● Goal of the exercise
Return every line of the entries that includes the word "JSON".

● Record excerpts
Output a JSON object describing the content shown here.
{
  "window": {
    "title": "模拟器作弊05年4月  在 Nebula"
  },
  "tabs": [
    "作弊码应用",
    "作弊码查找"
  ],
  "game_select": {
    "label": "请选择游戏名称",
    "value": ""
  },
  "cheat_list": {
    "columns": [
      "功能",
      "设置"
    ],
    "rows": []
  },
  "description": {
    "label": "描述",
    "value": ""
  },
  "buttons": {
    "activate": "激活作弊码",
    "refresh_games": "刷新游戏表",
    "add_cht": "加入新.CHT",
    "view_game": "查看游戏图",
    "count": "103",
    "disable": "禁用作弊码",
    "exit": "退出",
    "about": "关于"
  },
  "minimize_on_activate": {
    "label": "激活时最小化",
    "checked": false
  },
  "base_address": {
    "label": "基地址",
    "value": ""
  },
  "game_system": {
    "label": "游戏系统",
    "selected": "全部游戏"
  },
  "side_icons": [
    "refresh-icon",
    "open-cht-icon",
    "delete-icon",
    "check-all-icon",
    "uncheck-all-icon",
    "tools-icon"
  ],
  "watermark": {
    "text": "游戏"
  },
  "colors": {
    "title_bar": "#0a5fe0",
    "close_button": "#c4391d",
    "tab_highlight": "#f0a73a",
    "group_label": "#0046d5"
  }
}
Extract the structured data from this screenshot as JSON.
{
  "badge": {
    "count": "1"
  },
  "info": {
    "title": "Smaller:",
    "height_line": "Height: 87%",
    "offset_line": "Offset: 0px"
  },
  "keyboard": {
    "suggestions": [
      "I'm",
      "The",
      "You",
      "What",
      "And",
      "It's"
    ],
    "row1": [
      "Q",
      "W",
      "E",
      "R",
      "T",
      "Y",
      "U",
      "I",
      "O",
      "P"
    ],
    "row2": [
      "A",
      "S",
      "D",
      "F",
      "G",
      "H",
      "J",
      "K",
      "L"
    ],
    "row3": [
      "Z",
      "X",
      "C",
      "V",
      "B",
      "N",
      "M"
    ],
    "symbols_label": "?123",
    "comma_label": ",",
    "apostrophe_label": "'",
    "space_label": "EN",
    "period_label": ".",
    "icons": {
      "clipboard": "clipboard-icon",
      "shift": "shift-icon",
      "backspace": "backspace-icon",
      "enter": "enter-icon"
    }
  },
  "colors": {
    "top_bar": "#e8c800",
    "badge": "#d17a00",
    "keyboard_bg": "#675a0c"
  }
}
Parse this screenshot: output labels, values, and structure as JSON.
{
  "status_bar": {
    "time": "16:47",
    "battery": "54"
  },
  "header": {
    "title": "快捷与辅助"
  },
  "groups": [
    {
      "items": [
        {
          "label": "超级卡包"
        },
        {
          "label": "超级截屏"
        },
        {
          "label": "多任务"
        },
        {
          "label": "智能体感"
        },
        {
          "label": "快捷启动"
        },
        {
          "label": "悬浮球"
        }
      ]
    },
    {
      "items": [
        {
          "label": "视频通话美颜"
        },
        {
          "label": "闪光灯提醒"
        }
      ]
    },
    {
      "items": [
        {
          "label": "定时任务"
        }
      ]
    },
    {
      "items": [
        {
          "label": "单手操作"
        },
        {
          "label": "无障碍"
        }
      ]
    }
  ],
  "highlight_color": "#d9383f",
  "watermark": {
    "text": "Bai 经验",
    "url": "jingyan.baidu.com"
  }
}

● Response area
Output a JSON object describing the content shown here.
Extract the structured data from this screenshot as JSON.
Parse this screenshot: output labels, values, and structure as JSON.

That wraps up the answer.